A Thesis

Not Particularly Contentious: GM Skill/Quality strongly impacts quality of play experience.

Only Contentious In a Fake Way: Choice of game system strongly impacts quality of play experience.

My (Possibly Contentious) Thesis: As quality of GM increases, the impact of choice of game system on quality of play experience diminishes  (though it is unlikely to diminish to zero).

The Curious Question This Raises: Is the diminishment in importance relative or absolute? That is, does the choice of system stay the same while GM improves, so it’s a smaller percentage of a larger whole, or does the improvement in GM quality also diminish the impact of the system?

My Answer: A little bit of both. Relative diminishment actually happens, but I think some actual diminishment happens too, especially when the GM has internalized[1] the lessons of the game (and thus no longer needs to lean on the mechanics) or when the GM more strongly takes ownership of the rules to suit her own table.[2]
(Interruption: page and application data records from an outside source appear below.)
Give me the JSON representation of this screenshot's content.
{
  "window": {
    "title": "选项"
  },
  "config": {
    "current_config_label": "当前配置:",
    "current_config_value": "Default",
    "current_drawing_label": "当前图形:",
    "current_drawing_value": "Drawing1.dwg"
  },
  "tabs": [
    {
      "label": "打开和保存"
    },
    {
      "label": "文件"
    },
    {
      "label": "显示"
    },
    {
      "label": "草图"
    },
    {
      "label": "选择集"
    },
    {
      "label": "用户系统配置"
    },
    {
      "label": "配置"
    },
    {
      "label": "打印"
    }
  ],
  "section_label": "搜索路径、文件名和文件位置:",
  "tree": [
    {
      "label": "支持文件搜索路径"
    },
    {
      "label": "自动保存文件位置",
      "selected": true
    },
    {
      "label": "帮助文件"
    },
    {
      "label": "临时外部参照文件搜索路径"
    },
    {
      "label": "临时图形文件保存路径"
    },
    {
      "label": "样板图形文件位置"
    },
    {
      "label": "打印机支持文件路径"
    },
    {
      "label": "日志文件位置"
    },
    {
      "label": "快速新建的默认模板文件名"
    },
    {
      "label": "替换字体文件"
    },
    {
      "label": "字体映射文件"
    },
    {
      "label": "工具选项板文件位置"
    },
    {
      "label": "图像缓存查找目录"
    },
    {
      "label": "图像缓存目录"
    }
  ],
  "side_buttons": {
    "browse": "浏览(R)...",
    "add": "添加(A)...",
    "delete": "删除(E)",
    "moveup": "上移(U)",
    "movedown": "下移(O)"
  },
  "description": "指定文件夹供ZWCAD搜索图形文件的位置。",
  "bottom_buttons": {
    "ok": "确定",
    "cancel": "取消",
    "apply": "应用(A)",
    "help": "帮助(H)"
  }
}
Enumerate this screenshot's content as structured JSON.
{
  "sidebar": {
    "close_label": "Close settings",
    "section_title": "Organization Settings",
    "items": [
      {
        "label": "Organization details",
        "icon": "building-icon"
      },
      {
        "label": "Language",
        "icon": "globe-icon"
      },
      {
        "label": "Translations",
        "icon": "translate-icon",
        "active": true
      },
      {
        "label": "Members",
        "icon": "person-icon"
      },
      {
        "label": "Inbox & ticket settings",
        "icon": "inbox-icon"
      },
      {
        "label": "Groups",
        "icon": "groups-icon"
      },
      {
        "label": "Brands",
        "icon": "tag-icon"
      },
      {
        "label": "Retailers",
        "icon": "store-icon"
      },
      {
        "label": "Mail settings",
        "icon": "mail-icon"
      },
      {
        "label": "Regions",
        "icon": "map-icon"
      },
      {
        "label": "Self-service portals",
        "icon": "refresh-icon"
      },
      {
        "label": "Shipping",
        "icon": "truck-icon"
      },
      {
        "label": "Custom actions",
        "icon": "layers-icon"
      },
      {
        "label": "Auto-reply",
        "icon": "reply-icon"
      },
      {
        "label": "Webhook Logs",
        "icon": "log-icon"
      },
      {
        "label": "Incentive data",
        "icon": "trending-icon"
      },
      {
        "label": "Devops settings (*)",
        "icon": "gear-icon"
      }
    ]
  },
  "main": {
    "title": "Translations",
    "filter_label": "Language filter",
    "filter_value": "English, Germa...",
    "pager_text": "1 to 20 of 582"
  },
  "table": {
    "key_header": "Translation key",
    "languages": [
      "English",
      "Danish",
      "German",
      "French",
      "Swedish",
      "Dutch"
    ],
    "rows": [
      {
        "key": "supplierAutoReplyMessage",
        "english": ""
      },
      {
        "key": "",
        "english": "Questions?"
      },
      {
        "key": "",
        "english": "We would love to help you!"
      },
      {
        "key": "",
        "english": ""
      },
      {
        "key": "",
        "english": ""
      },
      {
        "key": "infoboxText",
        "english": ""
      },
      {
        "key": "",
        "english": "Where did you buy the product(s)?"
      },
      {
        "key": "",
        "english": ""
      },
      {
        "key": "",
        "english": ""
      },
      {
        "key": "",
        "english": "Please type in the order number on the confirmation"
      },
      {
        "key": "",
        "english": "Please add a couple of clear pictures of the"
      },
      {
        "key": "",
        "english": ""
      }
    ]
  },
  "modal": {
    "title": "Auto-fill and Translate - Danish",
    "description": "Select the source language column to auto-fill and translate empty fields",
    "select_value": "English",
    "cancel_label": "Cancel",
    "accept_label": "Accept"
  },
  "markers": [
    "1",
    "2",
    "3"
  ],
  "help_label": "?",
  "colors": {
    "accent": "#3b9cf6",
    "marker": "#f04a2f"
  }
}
1 – There’s a great example of this in Tech Noir, a system which has, I think, Internalized the most important lessons from Gumshoe.  In my mind, Gumshoe’s biggest lesson is to teach the GM that there should always be information to move the game forward, and it has an entire clue and investigation system to make that happen.  Tech Noir skips that and just tells the GM that the players should always get a new piece of information.   While that’s a system example, I think it clearly illustrates the idea of how internalizing a system can produce similar outcomes without actually using the system.

2 – Now this is contentious, especially to folks who strongly support playing with rules as written.  Take it as a given that it’s an argument I’ve had many times, a position a respect, but an idea I disagree with.  If you disagree, then your answer to the curious question may be different, which is ok.